    It isn't just the very restrictive range of products that can be recycled - milk bottles, yes, but not the tops because "These cannot be recycled" (because our recycling system is completely out of date).

    The short list of acceptable items is completely outweighed by the very long list of (perfectly recyclable) items which must not, under any circumstances be included in the recycling box and sends out a very clear 'Don't even bother' message to many people.

    When will the ELWA realise that we are now in the 21st century and that their systems are not fit for purpose?

    1. Spot on Knowsie.
      Somebody, somewhere, should put their thinking caps on.
      At one point, I seem to remember, Redbridge was shipping our recyclables to Spain, making use of the return journeys after delivery of Spain-grown fruit and vegs here.
      This does seem to make ecological sense, I must say, but, why are various Councils having different policies?

  2. Lush recycle tops. There is a branch at Westfield.

    1. But my milk bottle tops are type 2, exactly the same as the bottle. I am now thinking on the lines of colour. Perhaps that's the problem? Most plastic bottles are either transparent or semi-transparent but the tops aren't. They're green or red or blue. That said my Domestos bottle isn't transparent and it's blue, so wtf is the bloody problem?

  3. I've just re-read the instructions on Redbridge-i, it says:
    "Please remove all lids and bottle tops from plastic bottles and glass bottles / jars"
    It does not say don't put them in the recycling bin.

    Further on, scrolling down, we get to the reason:
    "Please remove all lids and bottle tops from plastic bottles and glass bottles / jars. These cannot be recycled and can pose a hazard when the bottles are compacted."

    Ah! Lids pinging off in all directions endangering innocent bystanders.

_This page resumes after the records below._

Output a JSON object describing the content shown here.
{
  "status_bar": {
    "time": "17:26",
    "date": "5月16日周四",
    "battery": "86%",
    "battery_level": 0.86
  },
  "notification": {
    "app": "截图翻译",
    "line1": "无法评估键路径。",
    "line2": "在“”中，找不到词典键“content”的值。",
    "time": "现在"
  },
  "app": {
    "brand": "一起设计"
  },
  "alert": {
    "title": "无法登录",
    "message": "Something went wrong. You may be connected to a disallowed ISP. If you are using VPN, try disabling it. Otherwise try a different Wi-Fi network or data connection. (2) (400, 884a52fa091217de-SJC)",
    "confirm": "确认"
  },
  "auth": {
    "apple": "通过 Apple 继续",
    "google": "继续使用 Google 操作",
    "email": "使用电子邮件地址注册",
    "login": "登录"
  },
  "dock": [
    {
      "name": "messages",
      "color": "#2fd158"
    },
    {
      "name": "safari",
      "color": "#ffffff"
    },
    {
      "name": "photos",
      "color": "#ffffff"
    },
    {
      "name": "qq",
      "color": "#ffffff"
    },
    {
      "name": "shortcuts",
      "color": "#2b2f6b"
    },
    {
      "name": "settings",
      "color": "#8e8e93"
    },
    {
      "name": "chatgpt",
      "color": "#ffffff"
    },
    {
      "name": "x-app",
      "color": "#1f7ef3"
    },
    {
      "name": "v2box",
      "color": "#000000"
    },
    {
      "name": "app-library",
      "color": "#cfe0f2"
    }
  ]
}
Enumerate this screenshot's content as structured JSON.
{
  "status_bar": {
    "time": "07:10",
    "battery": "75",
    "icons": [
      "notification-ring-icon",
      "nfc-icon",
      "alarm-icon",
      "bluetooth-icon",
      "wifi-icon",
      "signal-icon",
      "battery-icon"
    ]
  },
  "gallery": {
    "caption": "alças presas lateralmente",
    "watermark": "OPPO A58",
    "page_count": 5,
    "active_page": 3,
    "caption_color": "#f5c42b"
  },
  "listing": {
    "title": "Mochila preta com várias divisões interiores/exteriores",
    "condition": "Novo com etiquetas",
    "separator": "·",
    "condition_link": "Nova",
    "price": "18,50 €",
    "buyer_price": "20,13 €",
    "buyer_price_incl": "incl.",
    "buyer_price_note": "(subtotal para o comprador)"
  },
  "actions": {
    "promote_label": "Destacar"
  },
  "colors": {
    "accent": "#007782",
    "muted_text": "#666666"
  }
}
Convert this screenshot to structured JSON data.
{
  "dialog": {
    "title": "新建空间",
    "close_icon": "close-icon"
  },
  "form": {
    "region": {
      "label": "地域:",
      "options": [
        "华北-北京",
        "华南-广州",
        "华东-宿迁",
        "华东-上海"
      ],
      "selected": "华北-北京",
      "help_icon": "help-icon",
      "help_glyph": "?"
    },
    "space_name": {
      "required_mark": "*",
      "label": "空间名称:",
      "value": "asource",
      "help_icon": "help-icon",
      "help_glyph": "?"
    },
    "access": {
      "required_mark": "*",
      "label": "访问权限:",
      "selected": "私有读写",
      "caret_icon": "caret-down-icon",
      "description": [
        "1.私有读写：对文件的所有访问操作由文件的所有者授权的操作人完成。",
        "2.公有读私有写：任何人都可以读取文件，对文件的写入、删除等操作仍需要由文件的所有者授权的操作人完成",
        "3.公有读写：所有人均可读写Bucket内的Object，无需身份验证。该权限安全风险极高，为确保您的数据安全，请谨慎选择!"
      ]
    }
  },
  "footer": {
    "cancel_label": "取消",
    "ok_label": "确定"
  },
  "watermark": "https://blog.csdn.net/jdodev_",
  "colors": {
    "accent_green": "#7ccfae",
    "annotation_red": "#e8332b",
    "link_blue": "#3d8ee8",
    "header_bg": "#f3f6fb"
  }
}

Why don't they just shred it?

    My danders up now. ELWA watch out ...